• **What to produce**:
How many lines in these records hold the string "color"? State only that number.

Data about app and page elements:
++++++++++++++++++++
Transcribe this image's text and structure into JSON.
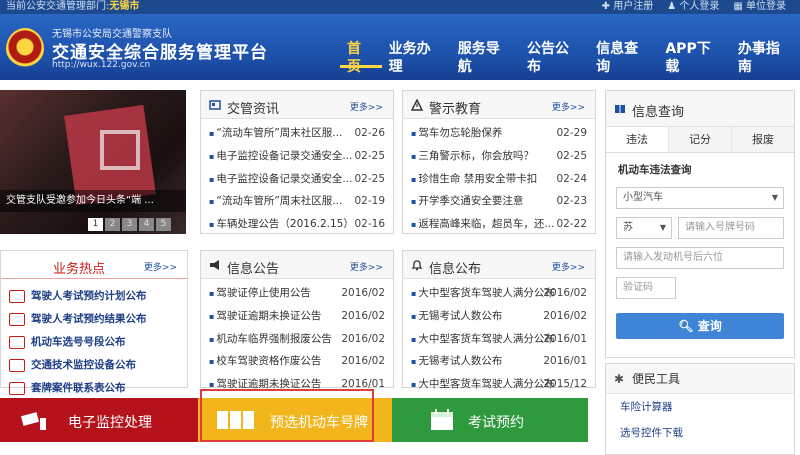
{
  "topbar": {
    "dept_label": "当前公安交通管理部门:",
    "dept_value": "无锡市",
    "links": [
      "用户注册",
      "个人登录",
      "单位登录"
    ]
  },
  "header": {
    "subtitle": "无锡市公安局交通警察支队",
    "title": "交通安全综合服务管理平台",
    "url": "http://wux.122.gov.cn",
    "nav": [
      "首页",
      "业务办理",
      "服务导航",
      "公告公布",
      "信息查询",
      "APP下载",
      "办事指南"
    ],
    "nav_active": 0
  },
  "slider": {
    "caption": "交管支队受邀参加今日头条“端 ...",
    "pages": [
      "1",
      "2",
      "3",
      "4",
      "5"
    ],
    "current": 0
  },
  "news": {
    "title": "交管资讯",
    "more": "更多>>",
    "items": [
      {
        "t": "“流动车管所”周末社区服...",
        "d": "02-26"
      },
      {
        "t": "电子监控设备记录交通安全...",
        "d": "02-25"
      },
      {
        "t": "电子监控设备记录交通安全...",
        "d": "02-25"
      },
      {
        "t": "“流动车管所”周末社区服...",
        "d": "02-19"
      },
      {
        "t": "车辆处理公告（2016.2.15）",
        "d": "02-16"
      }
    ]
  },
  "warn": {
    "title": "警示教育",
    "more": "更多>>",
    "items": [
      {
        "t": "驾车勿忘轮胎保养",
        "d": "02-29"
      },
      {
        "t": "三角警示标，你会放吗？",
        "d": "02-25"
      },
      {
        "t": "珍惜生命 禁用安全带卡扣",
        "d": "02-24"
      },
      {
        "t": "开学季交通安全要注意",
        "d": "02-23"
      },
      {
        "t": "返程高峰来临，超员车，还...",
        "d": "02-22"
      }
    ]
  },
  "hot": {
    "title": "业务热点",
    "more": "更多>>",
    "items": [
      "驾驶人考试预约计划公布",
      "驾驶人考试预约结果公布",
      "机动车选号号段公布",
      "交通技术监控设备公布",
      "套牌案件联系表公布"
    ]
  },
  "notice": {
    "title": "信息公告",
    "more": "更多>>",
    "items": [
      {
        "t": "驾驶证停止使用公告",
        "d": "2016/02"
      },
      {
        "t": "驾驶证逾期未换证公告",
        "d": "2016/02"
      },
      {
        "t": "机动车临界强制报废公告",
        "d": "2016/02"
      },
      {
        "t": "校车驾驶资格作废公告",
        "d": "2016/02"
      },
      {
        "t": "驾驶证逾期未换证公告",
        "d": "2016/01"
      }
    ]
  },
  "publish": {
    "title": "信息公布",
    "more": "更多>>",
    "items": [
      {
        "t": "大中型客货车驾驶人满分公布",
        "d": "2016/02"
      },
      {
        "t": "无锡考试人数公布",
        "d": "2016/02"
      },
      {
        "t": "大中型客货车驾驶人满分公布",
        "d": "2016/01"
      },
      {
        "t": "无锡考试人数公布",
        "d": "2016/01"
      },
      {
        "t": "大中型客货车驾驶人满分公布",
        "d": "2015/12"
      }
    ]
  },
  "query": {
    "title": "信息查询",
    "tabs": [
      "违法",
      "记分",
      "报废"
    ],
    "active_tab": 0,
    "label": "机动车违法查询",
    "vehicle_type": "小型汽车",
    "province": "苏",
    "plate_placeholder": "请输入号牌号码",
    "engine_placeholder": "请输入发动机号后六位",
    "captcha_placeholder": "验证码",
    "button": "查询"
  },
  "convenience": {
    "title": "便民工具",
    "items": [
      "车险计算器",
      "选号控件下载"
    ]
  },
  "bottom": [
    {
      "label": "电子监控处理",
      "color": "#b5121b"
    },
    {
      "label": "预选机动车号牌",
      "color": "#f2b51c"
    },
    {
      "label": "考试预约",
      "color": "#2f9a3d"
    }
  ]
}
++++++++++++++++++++
• **Result of this exercise**:
3